- Opening Delimiter -
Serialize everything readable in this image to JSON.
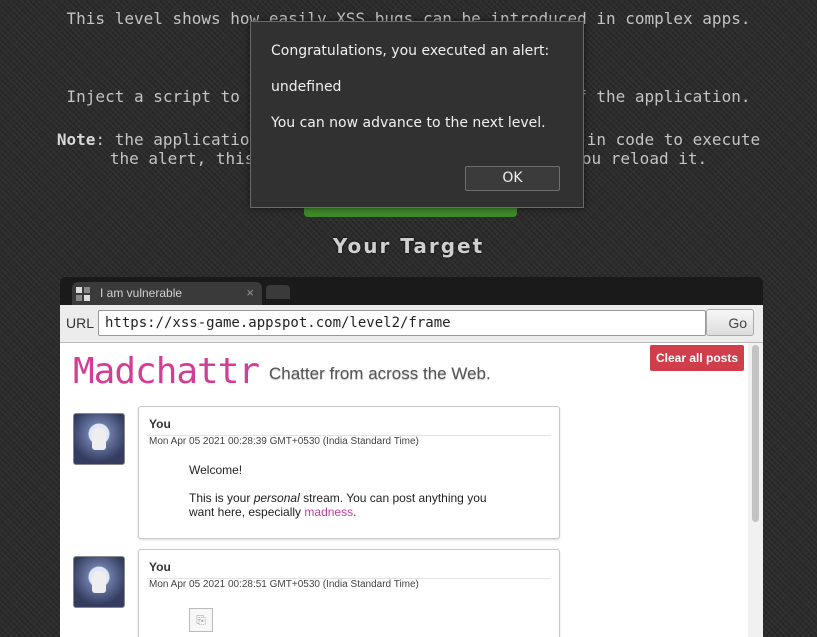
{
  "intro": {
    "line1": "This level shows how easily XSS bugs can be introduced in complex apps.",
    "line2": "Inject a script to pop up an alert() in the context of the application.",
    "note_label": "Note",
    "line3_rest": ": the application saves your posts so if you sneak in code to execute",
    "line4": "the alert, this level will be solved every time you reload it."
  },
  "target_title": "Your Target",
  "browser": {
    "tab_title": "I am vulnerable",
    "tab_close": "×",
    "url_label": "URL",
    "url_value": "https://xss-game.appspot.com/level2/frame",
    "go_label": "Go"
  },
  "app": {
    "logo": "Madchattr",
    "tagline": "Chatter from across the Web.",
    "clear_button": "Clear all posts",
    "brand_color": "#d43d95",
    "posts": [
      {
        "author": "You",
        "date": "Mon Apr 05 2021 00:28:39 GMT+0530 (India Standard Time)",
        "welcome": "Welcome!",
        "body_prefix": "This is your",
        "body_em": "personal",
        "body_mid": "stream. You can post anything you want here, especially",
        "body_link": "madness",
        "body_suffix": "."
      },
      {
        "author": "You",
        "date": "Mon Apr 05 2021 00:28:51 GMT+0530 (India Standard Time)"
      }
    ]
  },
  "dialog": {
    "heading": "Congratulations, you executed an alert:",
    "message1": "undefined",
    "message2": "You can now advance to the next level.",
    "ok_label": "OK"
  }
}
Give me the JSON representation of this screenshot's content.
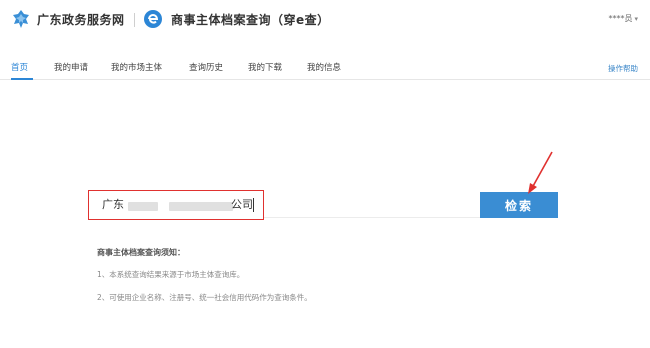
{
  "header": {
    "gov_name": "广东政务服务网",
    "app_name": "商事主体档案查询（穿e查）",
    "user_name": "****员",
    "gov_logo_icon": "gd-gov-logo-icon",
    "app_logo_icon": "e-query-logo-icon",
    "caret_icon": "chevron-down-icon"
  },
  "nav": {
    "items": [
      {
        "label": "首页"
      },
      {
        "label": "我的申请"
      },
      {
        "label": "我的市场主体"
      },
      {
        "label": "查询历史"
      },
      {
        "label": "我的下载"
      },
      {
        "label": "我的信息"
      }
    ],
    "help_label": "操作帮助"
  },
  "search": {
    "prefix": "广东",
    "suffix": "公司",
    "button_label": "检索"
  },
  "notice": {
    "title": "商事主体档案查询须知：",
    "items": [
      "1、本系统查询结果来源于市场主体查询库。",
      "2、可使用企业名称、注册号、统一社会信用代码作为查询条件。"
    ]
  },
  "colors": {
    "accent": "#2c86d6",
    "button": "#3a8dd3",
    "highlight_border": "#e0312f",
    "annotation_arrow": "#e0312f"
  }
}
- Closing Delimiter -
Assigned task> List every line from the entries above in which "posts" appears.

Response below>
    "line3_rest": ": the application saves your posts so if you sneak in code to execute",
    "clear_button": "Clear all posts",
    "posts": [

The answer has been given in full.